Woman cheated out of $75K after meeting the ‘perfect guy’ online
BALTIMORE, Md. — They are feelings many people can relate to — wanting to meet someone, but not knowing the best way to go about it. Tired of being alone, a Maryland woman decided she would give online dating a try. At the start of summer, she met an older man on Tinder, who claimed to live in Baltimore.
They started chatting.
She learned he was in Paris working as an interior decorator. Over the course of several weeks, they spent hours texting, chatting on the phone, even video chatting. He was the same man she saw in the photos on the dating app. Tomas Haysbert sent flowers to her office, even a ring from an online jeweler.
“He’s a perfect guy. He says the right things. It made me feel good,” she said.
The woman didn’t want to be identified because she said she doesn’t want friends and family members to discover that this perfect man on the dating app would deceive her into sending more $75,000.
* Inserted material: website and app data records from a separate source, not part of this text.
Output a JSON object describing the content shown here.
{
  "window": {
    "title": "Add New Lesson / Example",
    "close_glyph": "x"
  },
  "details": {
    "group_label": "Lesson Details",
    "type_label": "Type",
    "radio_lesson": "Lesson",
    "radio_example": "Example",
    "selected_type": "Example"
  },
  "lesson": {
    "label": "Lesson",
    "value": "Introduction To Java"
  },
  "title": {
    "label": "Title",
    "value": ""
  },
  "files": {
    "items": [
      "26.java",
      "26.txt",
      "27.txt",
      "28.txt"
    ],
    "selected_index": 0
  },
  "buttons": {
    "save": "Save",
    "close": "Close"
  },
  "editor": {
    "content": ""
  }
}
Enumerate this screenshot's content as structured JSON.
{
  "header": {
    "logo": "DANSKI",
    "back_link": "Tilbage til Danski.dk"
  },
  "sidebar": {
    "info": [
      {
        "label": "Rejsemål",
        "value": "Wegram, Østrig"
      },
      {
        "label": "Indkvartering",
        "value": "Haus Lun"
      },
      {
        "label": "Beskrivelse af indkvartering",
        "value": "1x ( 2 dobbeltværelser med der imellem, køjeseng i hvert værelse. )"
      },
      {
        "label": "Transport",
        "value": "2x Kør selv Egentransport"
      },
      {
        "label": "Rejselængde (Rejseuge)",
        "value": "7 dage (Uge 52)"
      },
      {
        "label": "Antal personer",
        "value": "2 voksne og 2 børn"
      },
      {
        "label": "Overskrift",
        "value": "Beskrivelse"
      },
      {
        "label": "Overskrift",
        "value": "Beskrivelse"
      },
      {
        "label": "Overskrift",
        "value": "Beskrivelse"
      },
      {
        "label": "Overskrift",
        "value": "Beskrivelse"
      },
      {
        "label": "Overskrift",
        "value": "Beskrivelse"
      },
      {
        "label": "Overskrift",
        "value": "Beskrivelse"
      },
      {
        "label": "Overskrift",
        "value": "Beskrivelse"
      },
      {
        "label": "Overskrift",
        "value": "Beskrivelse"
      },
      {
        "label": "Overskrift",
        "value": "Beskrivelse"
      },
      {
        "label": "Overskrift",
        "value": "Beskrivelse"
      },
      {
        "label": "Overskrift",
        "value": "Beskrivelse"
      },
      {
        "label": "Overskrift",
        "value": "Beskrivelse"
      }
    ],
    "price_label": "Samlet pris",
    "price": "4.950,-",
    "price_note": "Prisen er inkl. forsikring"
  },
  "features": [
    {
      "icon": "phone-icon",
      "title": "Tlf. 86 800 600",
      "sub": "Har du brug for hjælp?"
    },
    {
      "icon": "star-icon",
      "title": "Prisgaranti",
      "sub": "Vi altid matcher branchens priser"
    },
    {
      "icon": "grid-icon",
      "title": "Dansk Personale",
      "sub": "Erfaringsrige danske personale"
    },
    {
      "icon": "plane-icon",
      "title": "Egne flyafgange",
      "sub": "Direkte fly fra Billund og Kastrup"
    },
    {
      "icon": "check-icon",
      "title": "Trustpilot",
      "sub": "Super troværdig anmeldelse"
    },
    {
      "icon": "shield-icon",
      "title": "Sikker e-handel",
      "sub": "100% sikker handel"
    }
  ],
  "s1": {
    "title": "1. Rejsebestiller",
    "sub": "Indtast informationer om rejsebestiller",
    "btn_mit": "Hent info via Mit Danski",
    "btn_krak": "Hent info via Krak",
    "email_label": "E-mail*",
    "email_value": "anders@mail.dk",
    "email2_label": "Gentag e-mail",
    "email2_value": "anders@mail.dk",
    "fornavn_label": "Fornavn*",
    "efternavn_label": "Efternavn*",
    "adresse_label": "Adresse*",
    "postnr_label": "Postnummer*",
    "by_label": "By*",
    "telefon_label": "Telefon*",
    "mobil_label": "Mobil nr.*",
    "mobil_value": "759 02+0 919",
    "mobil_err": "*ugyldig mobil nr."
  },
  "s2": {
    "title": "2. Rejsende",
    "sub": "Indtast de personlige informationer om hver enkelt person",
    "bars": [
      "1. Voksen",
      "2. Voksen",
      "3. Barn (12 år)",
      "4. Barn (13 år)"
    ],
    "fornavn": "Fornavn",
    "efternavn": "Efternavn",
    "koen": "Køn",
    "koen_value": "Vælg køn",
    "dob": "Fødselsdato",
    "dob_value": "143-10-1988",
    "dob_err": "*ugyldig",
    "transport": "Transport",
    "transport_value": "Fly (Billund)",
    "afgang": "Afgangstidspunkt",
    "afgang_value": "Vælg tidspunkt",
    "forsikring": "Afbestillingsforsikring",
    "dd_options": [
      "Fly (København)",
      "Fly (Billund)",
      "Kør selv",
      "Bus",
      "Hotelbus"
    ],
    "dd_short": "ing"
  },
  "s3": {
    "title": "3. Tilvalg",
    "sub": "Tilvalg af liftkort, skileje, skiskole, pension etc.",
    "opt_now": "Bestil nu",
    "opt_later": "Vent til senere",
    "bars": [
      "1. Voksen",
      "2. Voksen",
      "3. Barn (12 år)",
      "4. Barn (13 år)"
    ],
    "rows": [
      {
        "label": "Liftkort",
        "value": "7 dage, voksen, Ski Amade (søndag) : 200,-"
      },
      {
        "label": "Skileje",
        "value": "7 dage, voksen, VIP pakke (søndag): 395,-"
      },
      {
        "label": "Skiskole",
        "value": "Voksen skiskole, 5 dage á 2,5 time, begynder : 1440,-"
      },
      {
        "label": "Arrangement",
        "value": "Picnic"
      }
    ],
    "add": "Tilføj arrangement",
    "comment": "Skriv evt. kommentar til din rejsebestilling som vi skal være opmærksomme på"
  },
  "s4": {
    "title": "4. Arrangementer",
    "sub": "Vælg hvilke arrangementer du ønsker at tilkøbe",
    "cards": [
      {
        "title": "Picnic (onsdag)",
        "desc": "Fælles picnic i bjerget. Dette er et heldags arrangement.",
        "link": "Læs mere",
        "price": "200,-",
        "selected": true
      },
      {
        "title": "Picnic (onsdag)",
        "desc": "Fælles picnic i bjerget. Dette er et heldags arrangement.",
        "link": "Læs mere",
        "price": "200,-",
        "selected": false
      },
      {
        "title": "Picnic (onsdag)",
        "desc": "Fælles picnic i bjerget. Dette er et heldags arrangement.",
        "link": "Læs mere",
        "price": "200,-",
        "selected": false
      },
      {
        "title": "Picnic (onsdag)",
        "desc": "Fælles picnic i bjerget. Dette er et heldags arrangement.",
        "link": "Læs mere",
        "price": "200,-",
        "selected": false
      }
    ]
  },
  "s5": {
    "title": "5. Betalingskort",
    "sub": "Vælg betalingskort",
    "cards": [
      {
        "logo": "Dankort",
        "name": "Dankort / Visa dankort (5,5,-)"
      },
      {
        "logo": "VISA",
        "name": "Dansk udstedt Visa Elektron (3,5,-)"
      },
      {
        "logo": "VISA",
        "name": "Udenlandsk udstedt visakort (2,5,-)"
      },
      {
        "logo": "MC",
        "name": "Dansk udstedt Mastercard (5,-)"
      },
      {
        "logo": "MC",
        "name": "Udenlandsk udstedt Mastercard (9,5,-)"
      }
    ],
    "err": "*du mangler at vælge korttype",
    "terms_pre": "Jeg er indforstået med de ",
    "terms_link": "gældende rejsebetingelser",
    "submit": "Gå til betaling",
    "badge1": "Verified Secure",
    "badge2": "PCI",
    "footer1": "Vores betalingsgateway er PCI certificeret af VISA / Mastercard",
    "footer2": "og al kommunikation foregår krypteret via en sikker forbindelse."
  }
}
“This is stupid. I’m not dumb, but you know, it can happen to anyone — believe me,” she said.
Haysbert told the woman that he was having problems at work. He’d run out of funds to finish a project and needed her to accept a package containing $400,000, documents, and jewelry that he kept with a security company in China for emergencies.
A company called “Speed Logistics” emailed the woman requesting $4,800 to ship the package. Later she received another email from Mary Sudeikis with Speed Logistics stating they would need $16,300 for a diplomatic pouch to clear customs. The package was shipped from Hong Kong to the United Kingdom.
Then another email: “We had to do full disclosure due to the new BREXIT laws in the United Kingdom. A tax of $52,670.00 has been imposed on your shipment.”
She paid an additional $500 in late fees and was contacted once more when the package was held up in Mexico.
“They were saying because they had to pay for the [border] wall, whatever, then we needed to pay $152,000 and I said, ‘that’s it. I don’t have any more money,'” the woman said.
Looking back, she said she doesn’t think there ever was a package.
She lost close to $75,000. FBI Special Agent Keith Custer said that’s around an average loss for romance scam victims.
“People are losing that amount every day,” said Custer.
He added that these crimes are underreported, hard to prosecute, and happen all too frequently.
“We have information that they’re almost sweatshops overseas, often in Nigeria, where someone kind of has a game plan or script and they have a number of people underneath them working off this script,” said Custer.
The likelihood of someone getting money back is very slim.
“Twenty-four hours after it’s left the account, if we don’t have it, it’s usually not coming back,” said Custer.
You may think you’d never fall for it, or even judge people who do, but the crime is more elaborate, and the harm is more than monetary.
“You know, to trust somebody, it’s going to be very hard. I think it’s better to be alone than to find somebody on the internet,” the woman said.
According to Custer, there’s a $100,000 threshold for the FBI to open a dedicated investigation. Regardless, victims should still file a report. If investigators see a pattern, they may start building a case.
Odds are, if you fallen victim to this scam, you become the target of others. The FBI says it’s important to stay vigilant and take these steps if you expect you’re being targeted by a scammer:
- Research the person’s photo and profile using online searches to see if the material has been used elsewhere.
- Go slow and ask lots of questions.
- Beware if the individual seems too perfect or quickly asks you to leave a dating service or Facebook to go “offline.”
- Beware if the individual attempts to isolate you from friends and family or requests inappropriate photos or financial information that could later be used to extort you.
- Beware if the individual promises to meet in person but then always comes up with an excuse why he or she can’t. If you haven’t met the person after a few months, for whatever reason, you have good reason to be suspicious.
- Never send money to anyone you don’t know personally.